[Goal of the exercise] Could you retype all of the entries exactly, without their pictures?

Source records
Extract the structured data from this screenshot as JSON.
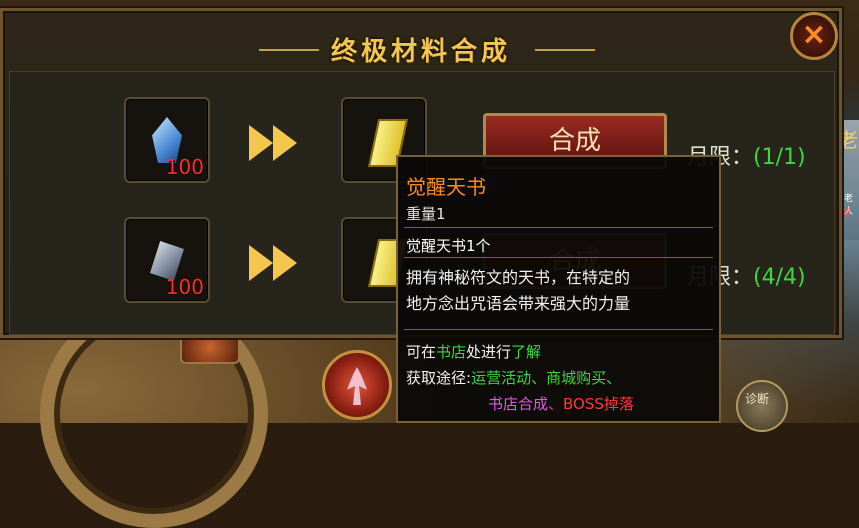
{
  "title": "终极材料合成",
  "close_label": "×",
  "recipes": [
    {
      "input_count": "100",
      "button_label": "合成",
      "limit_label": "月限：",
      "limit_value": "(1/1)"
    },
    {
      "input_count": "100",
      "button_label": "合成",
      "limit_label": "月限：",
      "limit_value": "(4/4)"
    }
  ],
  "tooltip": {
    "name": "觉醒天书",
    "weight": "重量1",
    "item_line": "觉醒天书1个",
    "description_line1": "拥有神秘符文的天书，在特定的",
    "description_line2": "地方念出咒语会带来强大的力量",
    "source_prefix": "可在",
    "source_shop": "书店",
    "source_mid": "处进行",
    "source_learn": "了解",
    "acquire_label": "获取途径:",
    "acquire_1": "运营活动",
    "sep1": "、",
    "acquire_2": "商城购买",
    "sep2": "、",
    "acquire_3": "书店合成",
    "sep3": "、",
    "acquire_4": "BOSS掉落"
  },
  "side": {
    "npc_char": "老",
    "npc_tiny1": "老人",
    "npc_tiny2": "系",
    "bottom_button": "诊断"
  },
  "colors": {
    "title": "#f3c64d",
    "limit_value": "#3cd83c",
    "item_name": "#ff8c1a",
    "count": "#ff2a2a"
  }
}
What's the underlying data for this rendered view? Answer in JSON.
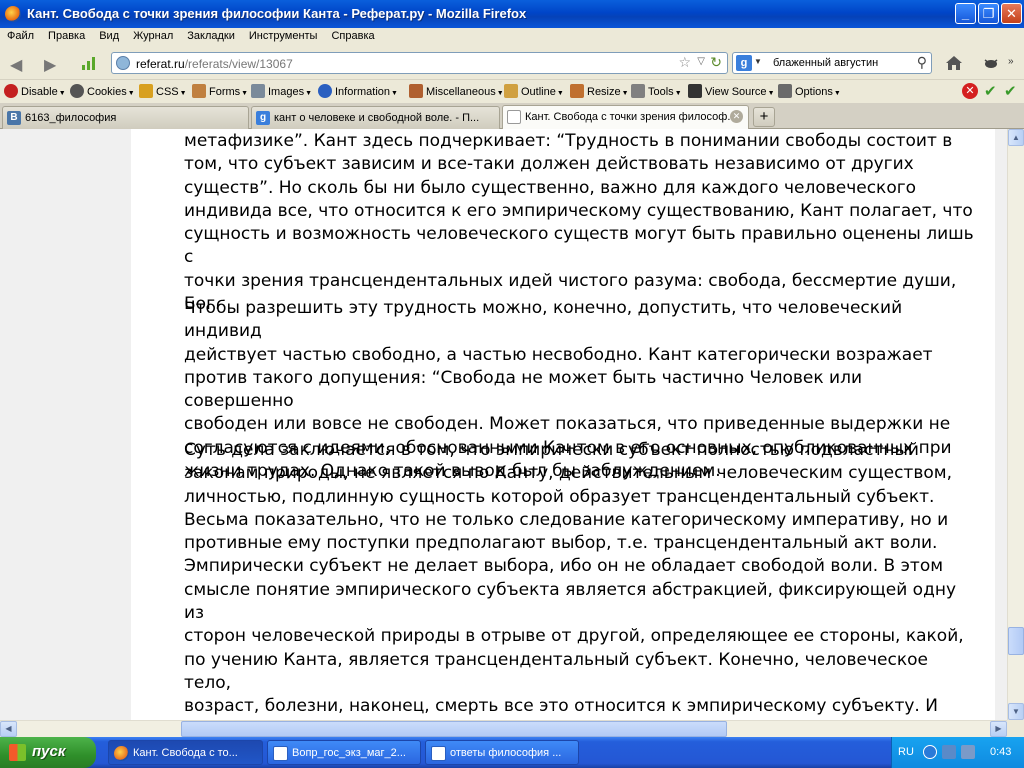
{
  "window": {
    "title": "Кант. Свобода с точки зрения философии Канта - Реферат.ру - Mozilla Firefox",
    "min": "_",
    "max": "❐",
    "close": "✕"
  },
  "menu": [
    "Файл",
    "Правка",
    "Вид",
    "Журнал",
    "Закладки",
    "Инструменты",
    "Справка"
  ],
  "nav": {
    "back": "◀",
    "forward": "▶",
    "url_host": "referat.ru",
    "url_path": "/referats/view/13067",
    "search_engine": "g",
    "search_query": "блаженный августин"
  },
  "devbar": [
    {
      "label": "Disable",
      "icon": "disable-icon",
      "color": "#c42020"
    },
    {
      "label": "Cookies",
      "icon": "cookies-icon",
      "color": "#555555"
    },
    {
      "label": "CSS",
      "icon": "css-icon",
      "color": "#d8a020"
    },
    {
      "label": "Forms",
      "icon": "forms-icon",
      "color": "#c08040"
    },
    {
      "label": "Images",
      "icon": "images-icon",
      "color": "#7a8a9a"
    },
    {
      "label": "Information",
      "icon": "information-icon",
      "color": "#2a5fc0"
    },
    {
      "label": "Miscellaneous",
      "icon": "miscellaneous-icon",
      "color": "#b06030"
    },
    {
      "label": "Outline",
      "icon": "outline-icon",
      "color": "#d0a040"
    },
    {
      "label": "Resize",
      "icon": "resize-icon",
      "color": "#c07030"
    },
    {
      "label": "Tools",
      "icon": "tools-icon",
      "color": "#808080"
    },
    {
      "label": "View Source",
      "icon": "view-source-icon",
      "color": "#333333"
    },
    {
      "label": "Options",
      "icon": "options-icon",
      "color": "#6a6a6a"
    }
  ],
  "tabs": [
    {
      "label": "6163_философия",
      "icon_text": "В",
      "icon_color": "#4a76a8",
      "active": false
    },
    {
      "label": "кант о человеке и свободной воле. - П...",
      "icon_text": "g",
      "icon_color": "#3a7fdc",
      "active": false
    },
    {
      "label": "Кант. Свобода с точки зрения философ...",
      "icon_text": "",
      "icon_color": "#ffffff",
      "active": true
    }
  ],
  "new_tab": "+",
  "article": {
    "p1": "метафизике”. Кант здесь подчеркивает: “Трудность  в понимании свободы  состоит  в\nтом, что субъект зависим  и все-таки должен действовать   независимо от других\nсуществ”. Но сколь бы ни было существенно, важно для каждого человеческого\nиндивида все, что относится к его эмпирическому существованию, Кант полагает, что\nсущность и возможность человеческого существ могут быть правильно оценены лишь с\nточки зрения трансцендентальных идей чистого разума: свобода, бессмертие души,\nБог.",
    "p2": "Чтобы разрешить эту трудность можно, конечно, допустить, что человеческий индивид\nдействует частью свободно, а частью несвободно. Кант категорически возражает\nпротив такого допущения: “Свобода не может быть частично Человек или совершенно\nсвободен или вовсе не свободен. Может показаться, что приведенные выдержки не\nсогласуются с идеями, обоснованными Кантом в его основных, опубликованных при\nжизни трудах. Однако такой вывод был бы заблуждением.",
    "p3": "      Суть дела заключается в том, что эмпирически  субъект полностью подвластный\nзаконам природы, не является по Канту, действительным человеческим существом,\nличностью, подлинную сущность которой образует трансцендентальный субъект.\nВесьма показательно, что не только следование категорическому императиву, но и\nпротивные ему поступки предполагают выбор, т.е.  трансцендентальный акт воли.\nЭмпирически субъект не делает выбора, ибо он не обладает свободой воли. В этом\nсмысле понятие эмпирического субъекта является абстракцией, фиксирующей  одну из\nсторон человеческой природы  в отрыве от другой, определяющее ее стороны, какой,\nпо учению Канта, является трансцендентальный субъект. Конечно, человеческое тело,\nвозраст, болезни, наконец, смерть  все это относится к эмпирическому субъекту. И\nКант вовсе не игнорирует бренность индивидуального человеческого существования,\nанализу которого в значительной своей части посвящена его Антропология."
  },
  "taskbar": {
    "start": "пуск",
    "tasks": [
      {
        "label": "Кант. Свобода с то...",
        "icon_color": "#e87020",
        "active": true
      },
      {
        "label": "Вопр_гос_экз_маг_2...",
        "icon_color": "#2a5fc0",
        "active": false
      },
      {
        "label": "ответы философия ...",
        "icon_color": "#2a5fc0",
        "active": false
      }
    ],
    "lang": "RU",
    "clock": "0:43"
  }
}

[Response to the task]
Extract the structured data from this screenshot as JSON.
{
  "title": "终极材料合成",
  "close_label": "×",
  "recipes": [
    {
      "input_count": "100",
      "button_label": "合成",
      "limit_label": "月限：",
      "limit_value": "(1/1)"
    },
    {
      "input_count": "100",
      "button_label": "合成",
      "limit_label": "月限：",
      "limit_value": "(4/4)"
    }
  ],
  "tooltip": {
    "name": "觉醒天书",
    "weight": "重量1",
    "item_line": "觉醒天书1个",
    "description_line1": "拥有神秘符文的天书，在特定的",
    "description_line2": "地方念出咒语会带来强大的力量",
    "source_prefix": "可在",
    "source_shop": "书店",
    "source_mid": "处进行",
    "source_learn": "了解",
    "acquire_label": "获取途径:",
    "acquire_1": "运营活动",
    "sep1": "、",
    "acquire_2": "商城购买",
    "sep2": "、",
    "acquire_3": "书店合成",
    "sep3": "、",
    "acquire_4": "BOSS掉落"
  },
  "side": {
    "npc_char": "老",
    "npc_tiny1": "老人",
    "npc_tiny2": "系",
    "bottom_button": "诊断"
  },
  "colors": {
    "title": "#f3c64d",
    "limit_value": "#3cd83c",
    "item_name": "#ff8c1a",
    "count": "#ff2a2a"
  }
}
What's the underlying data for this rendered view? Answer in JSON.
{
  "window": {
    "title": "Кант. Свобода с точки зрения философии Канта - Реферат.ру - Mozilla Firefox",
    "min": "_",
    "max": "❐",
    "close": "✕"
  },
  "menu": [
    "Файл",
    "Правка",
    "Вид",
    "Журнал",
    "Закладки",
    "Инструменты",
    "Справка"
  ],
  "nav": {
    "back": "◀",
    "forward": "▶",
    "url_host": "referat.ru",
    "url_path": "/referats/view/13067",
    "search_engine": "g",
    "search_query": "блаженный августин"
  },
  "devbar": [
    {
      "label": "Disable",
      "icon": "disable-icon",
      "color": "#c42020"
    },
    {
      "label": "Cookies",
      "icon": "cookies-icon",
      "color": "#555555"
    },
    {
      "label": "CSS",
      "icon": "css-icon",
      "color": "#d8a020"
    },
    {
      "label": "Forms",
      "icon": "forms-icon",
      "color": "#c08040"
    },
    {
      "label": "Images",
      "icon": "images-icon",
      "color": "#7a8a9a"
    },
    {
      "label": "Information",
      "icon": "information-icon",
      "color": "#2a5fc0"
    },
    {
      "label": "Miscellaneous",
      "icon": "miscellaneous-icon",
      "color": "#b06030"
    },
    {
      "label": "Outline",
      "icon": "outline-icon",
      "color": "#d0a040"
    },
    {
      "label": "Resize",
      "icon": "resize-icon",
      "color": "#c07030"
    },
    {
      "label": "Tools",
      "icon": "tools-icon",
      "color": "#808080"
    },
    {
      "label": "View Source",
      "icon": "view-source-icon",
      "color": "#333333"
    },
    {
      "label": "Options",
      "icon": "options-icon",
      "color": "#6a6a6a"
    }
  ],
  "tabs": [
    {
      "label": "6163_философия",
      "icon_text": "В",
      "icon_color": "#4a76a8",
      "active": false
    },
    {
      "label": "кант о человеке и свободной воле. - П...",
      "icon_text": "g",
      "icon_color": "#3a7fdc",
      "active": false
    },
    {
      "label": "Кант. Свобода с точки зрения философ...",
      "icon_text": "",
      "icon_color": "#ffffff",
      "active": true
    }
  ],
  "new_tab": "+",
  "article": {
    "p1": "метафизике”. Кант здесь подчеркивает: “Трудность  в понимании свободы  состоит  в\nтом, что субъект зависим  и все-таки должен действовать   независимо от других\nсуществ”. Но сколь бы ни было существенно, важно для каждого человеческого\nиндивида все, что относится к его эмпирическому существованию, Кант полагает, что\nсущность и возможность человеческого существ могут быть правильно оценены лишь с\nточки зрения трансцендентальных идей чистого разума: свобода, бессмертие души,\nБог.",
    "p2": "Чтобы разрешить эту трудность можно, конечно, допустить, что человеческий индивид\nдействует частью свободно, а частью несвободно. Кант категорически возражает\nпротив такого допущения: “Свобода не может быть частично Человек или совершенно\nсвободен или вовсе не свободен. Может показаться, что приведенные выдержки не\nсогласуются с идеями, обоснованными Кантом в его основных, опубликованных при\nжизни трудах. Однако такой вывод был бы заблуждением.",
    "p3": "      Суть дела заключается в том, что эмпирически  субъект полностью подвластный\nзаконам природы, не является по Канту, действительным человеческим существом,\nличностью, подлинную сущность которой образует трансцендентальный субъект.\nВесьма показательно, что не только следование категорическому императиву, но и\nпротивные ему поступки предполагают выбор, т.е.  трансцендентальный акт воли.\nЭмпирически субъект не делает выбора, ибо он не обладает свободой воли. В этом\nсмысле понятие эмпирического субъекта является абстракцией, фиксирующей  одну из\nсторон человеческой природы  в отрыве от другой, определяющее ее стороны, какой,\nпо учению Канта, является трансцендентальный субъект. Конечно, человеческое тело,\nвозраст, болезни, наконец, смерть  все это относится к эмпирическому субъекту. И\nКант вовсе не игнорирует бренность индивидуального человеческого существования,\nанализу которого в значительной своей части посвящена его Антропология."
  },
  "taskbar": {
    "start": "пуск",
    "tasks": [
      {
        "label": "Кант. Свобода с то...",
        "icon_color": "#e87020",
        "active": true
      },
      {
        "label": "Вопр_гос_экз_маг_2...",
        "icon_color": "#2a5fc0",
        "active": false
      },
      {
        "label": "ответы философия ...",
        "icon_color": "#2a5fc0",
        "active": false
      }
    ],
    "lang": "RU",
    "clock": "0:43"
  }
}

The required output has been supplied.